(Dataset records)
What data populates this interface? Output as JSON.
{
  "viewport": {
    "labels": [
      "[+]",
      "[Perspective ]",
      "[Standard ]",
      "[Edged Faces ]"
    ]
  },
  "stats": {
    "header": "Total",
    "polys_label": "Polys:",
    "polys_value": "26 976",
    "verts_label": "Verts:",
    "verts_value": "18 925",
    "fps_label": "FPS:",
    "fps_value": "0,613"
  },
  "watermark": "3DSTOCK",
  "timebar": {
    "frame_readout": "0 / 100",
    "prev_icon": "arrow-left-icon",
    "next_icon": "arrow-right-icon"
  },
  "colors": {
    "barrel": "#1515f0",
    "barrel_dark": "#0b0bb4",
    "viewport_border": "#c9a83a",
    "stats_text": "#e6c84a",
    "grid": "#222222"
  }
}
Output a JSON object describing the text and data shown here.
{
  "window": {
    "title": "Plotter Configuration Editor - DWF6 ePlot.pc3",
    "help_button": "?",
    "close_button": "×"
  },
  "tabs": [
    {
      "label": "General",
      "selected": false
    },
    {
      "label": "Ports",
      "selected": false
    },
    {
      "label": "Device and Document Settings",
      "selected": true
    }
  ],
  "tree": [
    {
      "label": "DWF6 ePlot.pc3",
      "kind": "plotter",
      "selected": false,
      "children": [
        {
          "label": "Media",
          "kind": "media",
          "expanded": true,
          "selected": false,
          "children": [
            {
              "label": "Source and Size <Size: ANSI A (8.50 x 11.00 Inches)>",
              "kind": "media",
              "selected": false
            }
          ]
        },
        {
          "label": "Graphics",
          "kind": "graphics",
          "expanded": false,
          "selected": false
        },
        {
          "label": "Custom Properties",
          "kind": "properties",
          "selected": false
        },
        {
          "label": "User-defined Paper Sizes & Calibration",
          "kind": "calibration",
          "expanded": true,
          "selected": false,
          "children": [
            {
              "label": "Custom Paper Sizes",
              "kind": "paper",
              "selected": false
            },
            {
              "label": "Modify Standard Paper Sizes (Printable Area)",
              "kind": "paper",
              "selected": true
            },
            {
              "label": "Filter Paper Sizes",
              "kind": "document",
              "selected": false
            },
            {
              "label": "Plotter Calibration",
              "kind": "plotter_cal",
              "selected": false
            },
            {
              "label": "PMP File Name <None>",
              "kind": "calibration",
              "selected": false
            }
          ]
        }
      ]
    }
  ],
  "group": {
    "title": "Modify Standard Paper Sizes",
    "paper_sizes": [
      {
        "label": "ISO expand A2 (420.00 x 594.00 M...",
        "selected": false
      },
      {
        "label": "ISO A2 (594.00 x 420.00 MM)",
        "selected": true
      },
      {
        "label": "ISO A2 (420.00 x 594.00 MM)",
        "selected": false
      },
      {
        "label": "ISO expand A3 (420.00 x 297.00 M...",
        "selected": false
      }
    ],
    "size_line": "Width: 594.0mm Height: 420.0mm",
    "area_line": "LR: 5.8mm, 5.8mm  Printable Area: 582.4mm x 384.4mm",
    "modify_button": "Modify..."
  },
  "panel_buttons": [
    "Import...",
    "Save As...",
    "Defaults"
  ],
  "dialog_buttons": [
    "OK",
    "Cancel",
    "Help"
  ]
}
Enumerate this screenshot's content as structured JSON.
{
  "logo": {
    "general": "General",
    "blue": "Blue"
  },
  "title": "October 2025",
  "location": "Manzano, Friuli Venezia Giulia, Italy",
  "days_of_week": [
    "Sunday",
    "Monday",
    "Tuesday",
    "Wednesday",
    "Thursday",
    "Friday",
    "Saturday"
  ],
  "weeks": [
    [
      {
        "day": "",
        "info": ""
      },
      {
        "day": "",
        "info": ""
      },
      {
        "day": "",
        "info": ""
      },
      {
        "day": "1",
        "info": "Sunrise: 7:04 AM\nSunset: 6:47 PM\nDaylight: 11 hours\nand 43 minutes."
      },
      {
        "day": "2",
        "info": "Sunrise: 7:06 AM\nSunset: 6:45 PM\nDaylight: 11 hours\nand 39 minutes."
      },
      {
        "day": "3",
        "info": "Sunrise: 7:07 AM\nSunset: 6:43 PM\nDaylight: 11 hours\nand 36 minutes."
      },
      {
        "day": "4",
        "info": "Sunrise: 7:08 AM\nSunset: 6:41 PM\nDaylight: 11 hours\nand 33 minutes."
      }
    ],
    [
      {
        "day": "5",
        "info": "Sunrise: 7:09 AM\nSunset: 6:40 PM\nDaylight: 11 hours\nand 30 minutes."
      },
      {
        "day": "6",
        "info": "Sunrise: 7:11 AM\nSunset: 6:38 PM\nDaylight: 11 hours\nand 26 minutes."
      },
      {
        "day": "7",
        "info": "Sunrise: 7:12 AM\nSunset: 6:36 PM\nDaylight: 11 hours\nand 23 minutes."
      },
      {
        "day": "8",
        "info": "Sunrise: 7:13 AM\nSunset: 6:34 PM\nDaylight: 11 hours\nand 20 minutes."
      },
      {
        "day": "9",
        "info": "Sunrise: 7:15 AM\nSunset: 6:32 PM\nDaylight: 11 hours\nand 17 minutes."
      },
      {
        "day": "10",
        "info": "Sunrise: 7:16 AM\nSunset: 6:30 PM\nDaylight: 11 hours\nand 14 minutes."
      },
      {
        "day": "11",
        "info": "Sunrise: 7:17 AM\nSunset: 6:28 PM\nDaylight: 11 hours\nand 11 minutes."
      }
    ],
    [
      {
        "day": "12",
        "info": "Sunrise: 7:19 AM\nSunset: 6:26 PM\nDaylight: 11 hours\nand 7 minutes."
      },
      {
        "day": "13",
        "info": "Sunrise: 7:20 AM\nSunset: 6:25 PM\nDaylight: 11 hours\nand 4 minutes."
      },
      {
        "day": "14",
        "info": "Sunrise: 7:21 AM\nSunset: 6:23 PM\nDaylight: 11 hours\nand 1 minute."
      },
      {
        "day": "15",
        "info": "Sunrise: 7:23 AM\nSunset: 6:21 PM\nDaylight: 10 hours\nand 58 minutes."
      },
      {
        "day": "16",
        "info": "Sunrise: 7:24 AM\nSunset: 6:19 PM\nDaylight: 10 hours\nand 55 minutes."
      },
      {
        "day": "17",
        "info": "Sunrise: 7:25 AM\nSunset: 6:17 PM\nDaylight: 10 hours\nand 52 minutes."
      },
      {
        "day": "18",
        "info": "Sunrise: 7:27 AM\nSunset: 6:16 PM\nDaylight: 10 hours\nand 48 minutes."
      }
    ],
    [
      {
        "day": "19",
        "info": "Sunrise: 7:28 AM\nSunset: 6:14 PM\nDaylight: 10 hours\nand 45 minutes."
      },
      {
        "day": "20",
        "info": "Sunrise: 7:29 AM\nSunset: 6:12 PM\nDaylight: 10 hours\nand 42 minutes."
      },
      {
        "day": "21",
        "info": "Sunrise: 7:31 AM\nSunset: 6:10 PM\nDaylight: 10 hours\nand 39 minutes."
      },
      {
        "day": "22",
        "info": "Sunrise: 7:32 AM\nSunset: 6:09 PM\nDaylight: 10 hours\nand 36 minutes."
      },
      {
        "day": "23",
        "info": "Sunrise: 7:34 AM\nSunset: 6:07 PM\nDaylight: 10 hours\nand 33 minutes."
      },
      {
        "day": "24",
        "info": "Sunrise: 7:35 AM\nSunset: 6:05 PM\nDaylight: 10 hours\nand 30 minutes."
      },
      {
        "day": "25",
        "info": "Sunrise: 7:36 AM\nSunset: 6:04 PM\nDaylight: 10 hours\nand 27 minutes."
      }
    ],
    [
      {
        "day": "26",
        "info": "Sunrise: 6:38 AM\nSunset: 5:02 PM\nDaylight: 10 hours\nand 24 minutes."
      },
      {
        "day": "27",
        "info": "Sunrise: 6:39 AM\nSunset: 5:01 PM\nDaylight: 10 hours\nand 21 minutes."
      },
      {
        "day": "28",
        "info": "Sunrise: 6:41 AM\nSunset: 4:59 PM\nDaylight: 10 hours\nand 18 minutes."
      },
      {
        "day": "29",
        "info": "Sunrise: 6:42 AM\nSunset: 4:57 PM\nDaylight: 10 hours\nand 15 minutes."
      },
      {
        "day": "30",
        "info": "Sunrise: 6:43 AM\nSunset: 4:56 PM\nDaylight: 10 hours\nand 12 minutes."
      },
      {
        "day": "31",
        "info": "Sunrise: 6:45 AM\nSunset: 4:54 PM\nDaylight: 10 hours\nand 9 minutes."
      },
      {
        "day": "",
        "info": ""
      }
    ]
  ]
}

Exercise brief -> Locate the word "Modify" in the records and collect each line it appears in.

Response ->
              "label": "Modify Standard Paper Sizes (Printable Area)",
    "title": "Modify Standard Paper Sizes",
    "modify_button": "Modify..."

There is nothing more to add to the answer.